## [Source records]

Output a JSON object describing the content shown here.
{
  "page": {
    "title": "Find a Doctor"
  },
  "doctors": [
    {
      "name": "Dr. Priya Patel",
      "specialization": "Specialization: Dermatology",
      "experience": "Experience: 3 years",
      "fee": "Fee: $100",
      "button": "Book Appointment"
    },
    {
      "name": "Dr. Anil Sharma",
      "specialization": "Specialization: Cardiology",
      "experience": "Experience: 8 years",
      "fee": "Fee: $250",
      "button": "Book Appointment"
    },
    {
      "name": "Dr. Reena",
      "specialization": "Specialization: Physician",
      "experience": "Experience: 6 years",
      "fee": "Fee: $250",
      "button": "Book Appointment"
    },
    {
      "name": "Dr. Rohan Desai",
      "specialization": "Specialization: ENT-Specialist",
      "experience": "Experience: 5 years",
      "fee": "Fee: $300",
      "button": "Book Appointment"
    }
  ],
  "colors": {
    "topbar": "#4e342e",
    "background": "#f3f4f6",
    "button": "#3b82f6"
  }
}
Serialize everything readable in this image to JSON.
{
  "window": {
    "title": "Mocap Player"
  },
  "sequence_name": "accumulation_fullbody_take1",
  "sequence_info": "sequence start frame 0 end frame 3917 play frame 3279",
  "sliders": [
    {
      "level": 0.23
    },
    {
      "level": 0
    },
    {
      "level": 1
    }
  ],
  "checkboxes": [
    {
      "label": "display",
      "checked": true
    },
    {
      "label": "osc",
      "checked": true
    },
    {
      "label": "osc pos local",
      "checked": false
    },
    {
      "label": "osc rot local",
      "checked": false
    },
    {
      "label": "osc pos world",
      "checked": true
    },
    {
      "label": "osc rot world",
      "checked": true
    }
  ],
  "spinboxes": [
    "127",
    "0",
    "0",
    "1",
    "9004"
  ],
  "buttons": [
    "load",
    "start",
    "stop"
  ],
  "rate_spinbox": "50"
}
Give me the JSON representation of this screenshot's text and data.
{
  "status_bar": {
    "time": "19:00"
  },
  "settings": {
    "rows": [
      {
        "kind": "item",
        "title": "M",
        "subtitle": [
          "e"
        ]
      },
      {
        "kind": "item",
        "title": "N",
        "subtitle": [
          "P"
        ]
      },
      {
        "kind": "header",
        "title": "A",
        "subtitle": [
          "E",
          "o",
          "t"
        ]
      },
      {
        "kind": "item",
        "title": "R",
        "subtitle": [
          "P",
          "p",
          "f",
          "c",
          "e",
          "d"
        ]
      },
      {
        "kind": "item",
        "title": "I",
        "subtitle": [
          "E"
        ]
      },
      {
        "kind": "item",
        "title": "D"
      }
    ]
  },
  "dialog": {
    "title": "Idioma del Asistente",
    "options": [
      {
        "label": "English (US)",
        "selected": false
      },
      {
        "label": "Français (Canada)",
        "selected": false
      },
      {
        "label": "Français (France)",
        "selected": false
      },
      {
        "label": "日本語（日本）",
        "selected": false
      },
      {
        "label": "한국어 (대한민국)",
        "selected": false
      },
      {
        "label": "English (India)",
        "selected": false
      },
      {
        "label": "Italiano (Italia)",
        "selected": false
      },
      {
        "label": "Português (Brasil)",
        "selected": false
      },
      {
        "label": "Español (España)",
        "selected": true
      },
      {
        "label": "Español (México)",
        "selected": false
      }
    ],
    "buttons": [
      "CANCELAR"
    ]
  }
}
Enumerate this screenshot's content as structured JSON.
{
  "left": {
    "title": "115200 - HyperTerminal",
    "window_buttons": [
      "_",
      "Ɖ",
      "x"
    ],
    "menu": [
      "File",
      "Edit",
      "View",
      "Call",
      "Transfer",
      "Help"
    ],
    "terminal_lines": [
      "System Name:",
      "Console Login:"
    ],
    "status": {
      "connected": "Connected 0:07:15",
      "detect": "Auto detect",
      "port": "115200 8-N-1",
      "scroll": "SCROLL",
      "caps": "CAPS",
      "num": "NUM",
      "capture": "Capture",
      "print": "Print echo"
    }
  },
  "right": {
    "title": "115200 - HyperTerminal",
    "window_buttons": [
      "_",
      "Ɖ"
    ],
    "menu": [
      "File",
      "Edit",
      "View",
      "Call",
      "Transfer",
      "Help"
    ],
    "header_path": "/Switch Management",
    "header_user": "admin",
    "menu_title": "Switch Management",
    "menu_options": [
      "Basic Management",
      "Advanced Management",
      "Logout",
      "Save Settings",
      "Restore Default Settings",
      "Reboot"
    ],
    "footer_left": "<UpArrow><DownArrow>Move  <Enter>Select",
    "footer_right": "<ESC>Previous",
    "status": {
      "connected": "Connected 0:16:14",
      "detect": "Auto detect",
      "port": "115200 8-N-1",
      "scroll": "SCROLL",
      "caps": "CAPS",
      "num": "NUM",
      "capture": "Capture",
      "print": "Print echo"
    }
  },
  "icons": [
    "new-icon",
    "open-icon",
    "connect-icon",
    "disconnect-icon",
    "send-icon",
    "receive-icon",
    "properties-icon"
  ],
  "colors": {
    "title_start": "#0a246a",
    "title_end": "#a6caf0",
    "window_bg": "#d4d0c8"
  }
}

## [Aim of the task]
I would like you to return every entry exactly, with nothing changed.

## [Result]
Output a JSON object describing the content shown here.
{
  "page": {
    "title": "Find a Doctor"
  },
  "doctors": [
    {
      "name": "Dr. Priya Patel",
      "specialization": "Specialization: Dermatology",
      "experience": "Experience: 3 years",
      "fee": "Fee: $100",
      "button": "Book Appointment"
    },
    {
      "name": "Dr. Anil Sharma",
      "specialization": "Specialization: Cardiology",
      "experience": "Experience: 8 years",
      "fee": "Fee: $250",
      "button": "Book Appointment"
    },
    {
      "name": "Dr. Reena",
      "specialization": "Specialization: Physician",
      "experience": "Experience: 6 years",
      "fee": "Fee: $250",
      "button": "Book Appointment"
    },
    {
      "name": "Dr. Rohan Desai",
      "specialization": "Specialization: ENT-Specialist",
      "experience": "Experience: 5 years",
      "fee": "Fee: $300",
      "button": "Book Appointment"
    }
  ],
  "colors": {
    "topbar": "#4e342e",
    "background": "#f3f4f6",
    "button": "#3b82f6"
  }
}
Serialize everything readable in this image to JSON.
{
  "window": {
    "title": "Mocap Player"
  },
  "sequence_name": "accumulation_fullbody_take1",
  "sequence_info": "sequence start frame 0 end frame 3917 play frame 3279",
  "sliders": [
    {
      "level": 0.23
    },
    {
      "level": 0
    },
    {
      "level": 1
    }
  ],
  "checkboxes": [
    {
      "label": "display",
      "checked": true
    },
    {
      "label": "osc",
      "checked": true
    },
    {
      "label": "osc pos local",
      "checked": false
    },
    {
      "label": "osc rot local",
      "checked": false
    },
    {
      "label": "osc pos world",
      "checked": true
    },
    {
      "label": "osc rot world",
      "checked": true
    }
  ],
  "spinboxes": [
    "127",
    "0",
    "0",
    "1",
    "9004"
  ],
  "buttons": [
    "load",
    "start",
    "stop"
  ],
  "rate_spinbox": "50"
}
Give me the JSON representation of this screenshot's text and data.
{
  "status_bar": {
    "time": "19:00"
  },
  "settings": {
    "rows": [
      {
        "kind": "item",
        "title": "M",
        "subtitle": [
          "e"
        ]
      },
      {
        "kind": "item",
        "title": "N",
        "subtitle": [
          "P"
        ]
      },
      {
        "kind": "header",
        "title": "A",
        "subtitle": [
          "E",
          "o",
          "t"
        ]
      },
      {
        "kind": "item",
        "title": "R",
        "subtitle": [
          "P",
          "p",
          "f",
          "c",
          "e",
          "d"
        ]
      },
      {
        "kind": "item",
        "title": "I",
        "subtitle": [
          "E"
        ]
      },
      {
        "kind": "item",
        "title": "D"
      }
    ]
  },
  "dialog": {
    "title": "Idioma del Asistente",
    "options": [
      {
        "label": "English (US)",
        "selected": false
      },
      {
        "label": "Français (Canada)",
        "selected": false
      },
      {
        "label": "Français (France)",
        "selected": false
      },
      {
        "label": "日本語（日本）",
        "selected": false
      },
      {
        "label": "한국어 (대한민국)",
        "selected": false
      },
      {
        "label": "English (India)",
        "selected": false
      },
      {
        "label": "Italiano (Italia)",
        "selected": false
      },
      {
        "label": "Português (Brasil)",
        "selected": false
      },
      {
        "label": "Español (España)",
        "selected": true
      },
      {
        "label": "Español (México)",
        "selected": false
      }
    ],
    "buttons": [
      "CANCELAR"
    ]
  }
}
Enumerate this screenshot's content as structured JSON.
{
  "left": {
    "title": "115200 - HyperTerminal",
    "window_buttons": [
      "_",
      "Ɖ",
      "x"
    ],
    "menu": [
      "File",
      "Edit",
      "View",
      "Call",
      "Transfer",
      "Help"
    ],
    "terminal_lines": [
      "System Name:",
      "Console Login:"
    ],
    "status": {
      "connected": "Connected 0:07:15",
      "detect": "Auto detect",
      "port": "115200 8-N-1",
      "scroll": "SCROLL",
      "caps": "CAPS",
      "num": "NUM",
      "capture": "Capture",
      "print": "Print echo"
    }
  },
  "right": {
    "title": "115200 - HyperTerminal",
    "window_buttons": [
      "_",
      "Ɖ"
    ],
    "menu": [
      "File",
      "Edit",
      "View",
      "Call",
      "Transfer",
      "Help"
    ],
    "header_path": "/Switch Management",
    "header_user": "admin",
    "menu_title": "Switch Management",
    "menu_options": [
      "Basic Management",
      "Advanced Management",
      "Logout",
      "Save Settings",
      "Restore Default Settings",
      "Reboot"
    ],
    "footer_left": "<UpArrow><DownArrow>Move  <Enter>Select",
    "footer_right": "<ESC>Previous",
    "status": {
      "connected": "Connected 0:16:14",
      "detect": "Auto detect",
      "port": "115200 8-N-1",
      "scroll": "SCROLL",
      "caps": "CAPS",
      "num": "NUM",
      "capture": "Capture",
      "print": "Print echo"
    }
  },
  "icons": [
    "new-icon",
    "open-icon",
    "connect-icon",
    "disconnect-icon",
    "send-icon",
    "receive-icon",
    "properties-icon"
  ],
  "colors": {
    "title_start": "#0a246a",
    "title_end": "#a6caf0",
    "window_bg": "#d4d0c8"
  }
}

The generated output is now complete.